╭─ RECORDS FOR THIS TASK

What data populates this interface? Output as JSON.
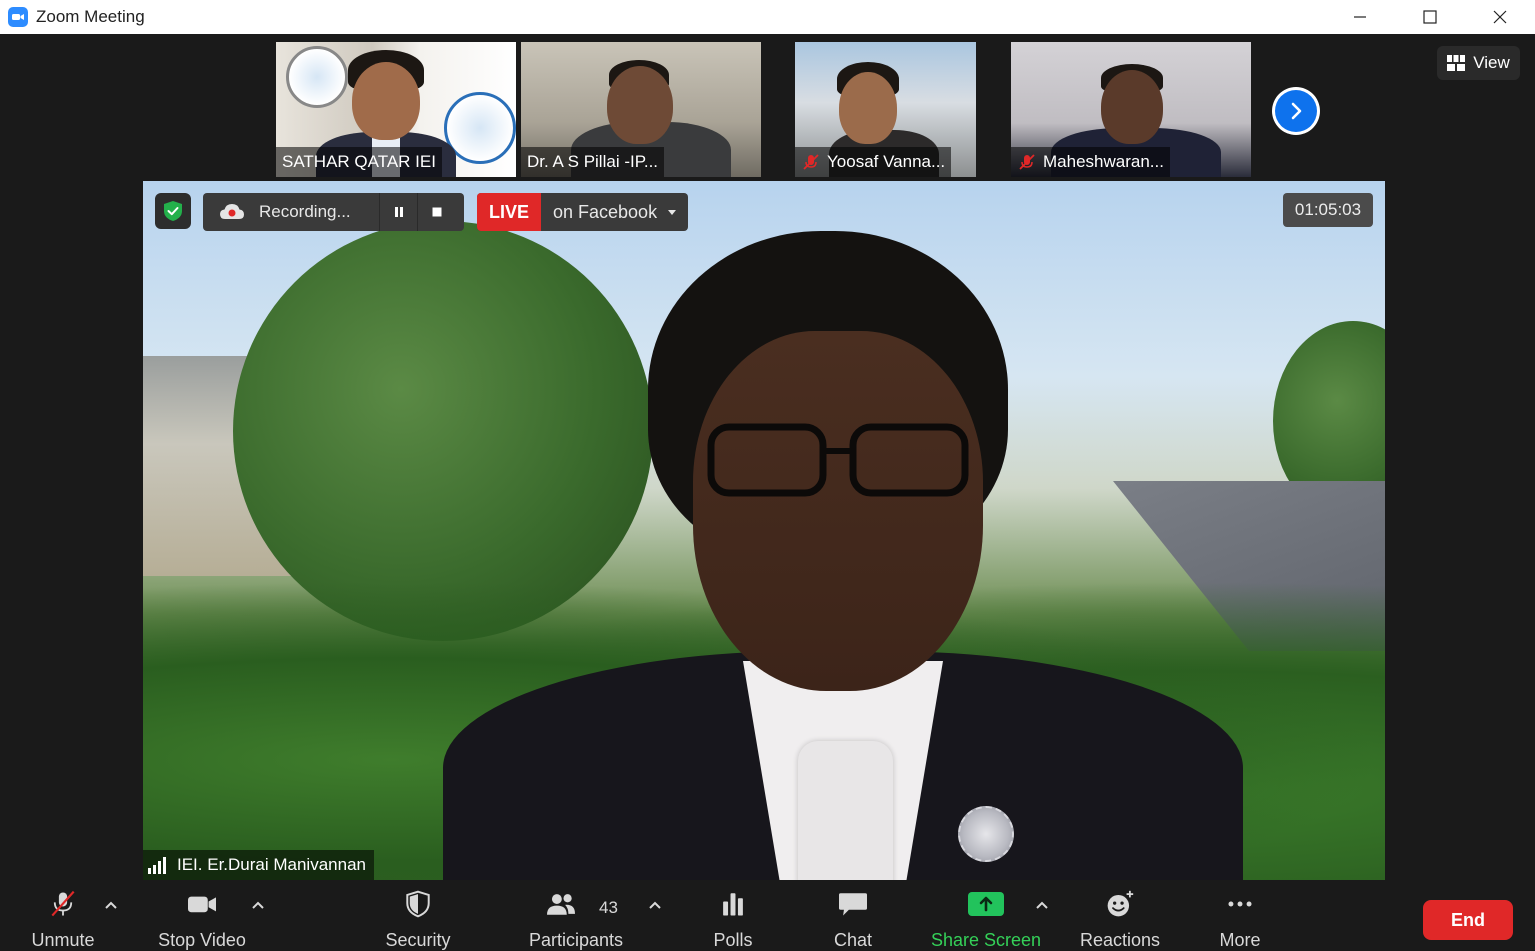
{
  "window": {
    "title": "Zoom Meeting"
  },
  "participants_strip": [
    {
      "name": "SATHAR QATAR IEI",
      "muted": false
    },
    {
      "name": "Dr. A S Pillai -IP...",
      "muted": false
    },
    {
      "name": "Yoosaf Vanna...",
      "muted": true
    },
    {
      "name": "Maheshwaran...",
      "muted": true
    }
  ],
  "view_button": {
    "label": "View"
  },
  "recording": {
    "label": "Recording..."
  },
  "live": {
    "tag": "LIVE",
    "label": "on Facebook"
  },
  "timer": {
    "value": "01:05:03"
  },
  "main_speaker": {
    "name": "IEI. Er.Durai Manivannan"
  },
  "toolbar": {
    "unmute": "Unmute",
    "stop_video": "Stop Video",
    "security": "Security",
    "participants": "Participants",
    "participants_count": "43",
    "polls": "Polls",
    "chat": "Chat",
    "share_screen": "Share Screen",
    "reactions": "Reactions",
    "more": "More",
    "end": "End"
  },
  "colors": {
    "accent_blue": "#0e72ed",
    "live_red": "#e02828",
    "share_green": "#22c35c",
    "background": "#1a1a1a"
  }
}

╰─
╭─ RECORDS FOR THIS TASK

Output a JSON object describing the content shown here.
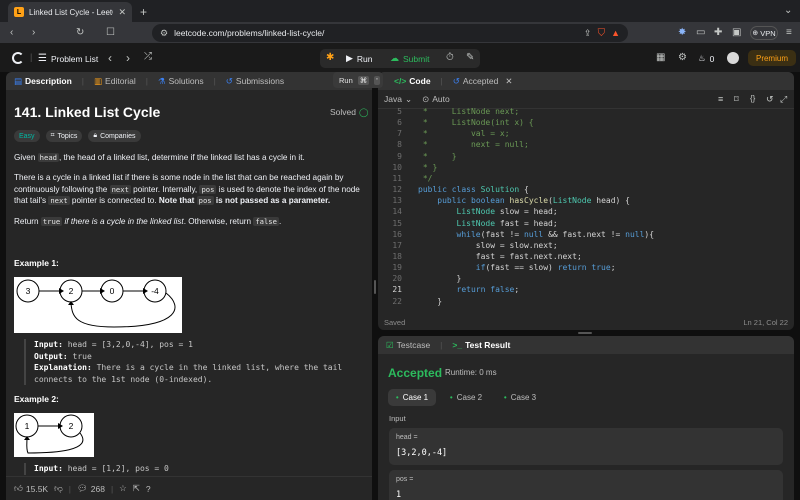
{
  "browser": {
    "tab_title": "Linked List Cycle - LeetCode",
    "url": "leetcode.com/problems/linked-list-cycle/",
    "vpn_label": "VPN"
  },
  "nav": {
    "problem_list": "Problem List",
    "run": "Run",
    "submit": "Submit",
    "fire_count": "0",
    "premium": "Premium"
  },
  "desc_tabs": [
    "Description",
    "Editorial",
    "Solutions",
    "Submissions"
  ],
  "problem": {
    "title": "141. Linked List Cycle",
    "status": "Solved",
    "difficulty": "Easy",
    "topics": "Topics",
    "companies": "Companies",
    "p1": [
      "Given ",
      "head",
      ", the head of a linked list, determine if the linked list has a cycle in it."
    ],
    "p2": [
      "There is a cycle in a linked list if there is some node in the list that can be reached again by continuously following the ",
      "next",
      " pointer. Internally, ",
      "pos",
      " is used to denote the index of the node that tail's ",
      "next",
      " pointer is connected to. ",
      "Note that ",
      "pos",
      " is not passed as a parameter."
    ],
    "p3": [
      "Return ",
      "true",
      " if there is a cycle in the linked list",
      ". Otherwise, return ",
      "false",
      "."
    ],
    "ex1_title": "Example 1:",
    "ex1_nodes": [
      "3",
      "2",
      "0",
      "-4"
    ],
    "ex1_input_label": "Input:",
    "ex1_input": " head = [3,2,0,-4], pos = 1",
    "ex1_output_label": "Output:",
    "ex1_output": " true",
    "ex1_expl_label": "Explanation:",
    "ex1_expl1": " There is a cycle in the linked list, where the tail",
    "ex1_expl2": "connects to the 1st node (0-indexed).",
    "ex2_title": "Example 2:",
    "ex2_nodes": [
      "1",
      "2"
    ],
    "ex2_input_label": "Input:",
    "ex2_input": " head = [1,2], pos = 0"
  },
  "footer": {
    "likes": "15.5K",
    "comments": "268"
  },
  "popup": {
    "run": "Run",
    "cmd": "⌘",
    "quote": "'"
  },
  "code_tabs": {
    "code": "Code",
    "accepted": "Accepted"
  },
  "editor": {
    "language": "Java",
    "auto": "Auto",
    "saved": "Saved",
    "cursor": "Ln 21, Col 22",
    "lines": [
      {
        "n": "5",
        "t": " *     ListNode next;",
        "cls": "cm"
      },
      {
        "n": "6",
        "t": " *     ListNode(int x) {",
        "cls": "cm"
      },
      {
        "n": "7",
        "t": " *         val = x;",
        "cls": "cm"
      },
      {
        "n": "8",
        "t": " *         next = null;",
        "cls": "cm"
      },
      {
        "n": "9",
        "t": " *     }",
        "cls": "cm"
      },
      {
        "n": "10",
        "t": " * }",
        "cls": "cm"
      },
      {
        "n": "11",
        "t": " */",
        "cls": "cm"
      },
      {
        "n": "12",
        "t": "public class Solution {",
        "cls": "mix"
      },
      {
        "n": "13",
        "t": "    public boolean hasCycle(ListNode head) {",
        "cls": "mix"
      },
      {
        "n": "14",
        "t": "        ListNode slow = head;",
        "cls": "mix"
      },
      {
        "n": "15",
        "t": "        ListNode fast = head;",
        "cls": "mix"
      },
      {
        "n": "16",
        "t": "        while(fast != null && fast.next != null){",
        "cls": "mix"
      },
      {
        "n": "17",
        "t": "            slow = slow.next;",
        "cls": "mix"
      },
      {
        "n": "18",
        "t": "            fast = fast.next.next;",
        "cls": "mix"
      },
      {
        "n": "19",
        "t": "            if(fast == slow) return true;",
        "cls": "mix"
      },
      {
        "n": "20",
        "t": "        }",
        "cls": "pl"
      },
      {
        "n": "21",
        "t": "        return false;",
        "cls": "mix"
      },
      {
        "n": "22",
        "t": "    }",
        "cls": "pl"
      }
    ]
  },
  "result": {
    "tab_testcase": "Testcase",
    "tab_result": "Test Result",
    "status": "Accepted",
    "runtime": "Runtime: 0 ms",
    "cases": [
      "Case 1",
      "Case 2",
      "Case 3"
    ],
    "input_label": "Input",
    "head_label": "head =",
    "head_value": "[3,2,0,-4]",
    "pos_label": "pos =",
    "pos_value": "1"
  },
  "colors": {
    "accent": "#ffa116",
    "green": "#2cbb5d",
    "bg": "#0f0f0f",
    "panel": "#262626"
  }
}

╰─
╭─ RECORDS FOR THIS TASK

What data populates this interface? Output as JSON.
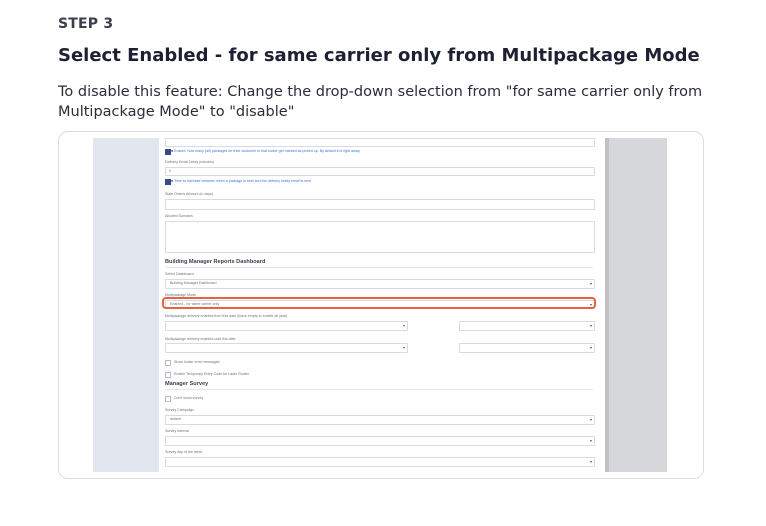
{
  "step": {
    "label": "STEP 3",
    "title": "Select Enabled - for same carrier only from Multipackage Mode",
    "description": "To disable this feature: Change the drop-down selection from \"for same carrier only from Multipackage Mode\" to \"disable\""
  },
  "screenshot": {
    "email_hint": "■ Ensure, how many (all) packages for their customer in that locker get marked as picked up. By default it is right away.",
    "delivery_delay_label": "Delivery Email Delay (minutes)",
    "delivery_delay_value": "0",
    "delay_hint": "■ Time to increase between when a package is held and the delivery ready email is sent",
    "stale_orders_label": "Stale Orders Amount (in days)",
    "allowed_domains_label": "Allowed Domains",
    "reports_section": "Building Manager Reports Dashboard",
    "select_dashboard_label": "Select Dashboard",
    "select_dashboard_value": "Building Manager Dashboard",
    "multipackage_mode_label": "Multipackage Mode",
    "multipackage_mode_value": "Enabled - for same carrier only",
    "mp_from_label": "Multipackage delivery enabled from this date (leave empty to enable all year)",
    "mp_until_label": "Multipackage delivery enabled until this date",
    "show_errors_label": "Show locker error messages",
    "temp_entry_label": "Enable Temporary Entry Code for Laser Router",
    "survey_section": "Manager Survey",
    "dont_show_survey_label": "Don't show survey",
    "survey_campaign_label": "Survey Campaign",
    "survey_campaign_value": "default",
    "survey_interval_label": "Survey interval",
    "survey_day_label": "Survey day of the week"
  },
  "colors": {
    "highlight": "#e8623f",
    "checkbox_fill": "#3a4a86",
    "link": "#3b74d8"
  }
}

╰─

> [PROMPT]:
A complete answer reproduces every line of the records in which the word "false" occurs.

> [EXERCISE ANSWER]:
      "muted": false
      "muted": false
      "false",
        "t": "        return false;",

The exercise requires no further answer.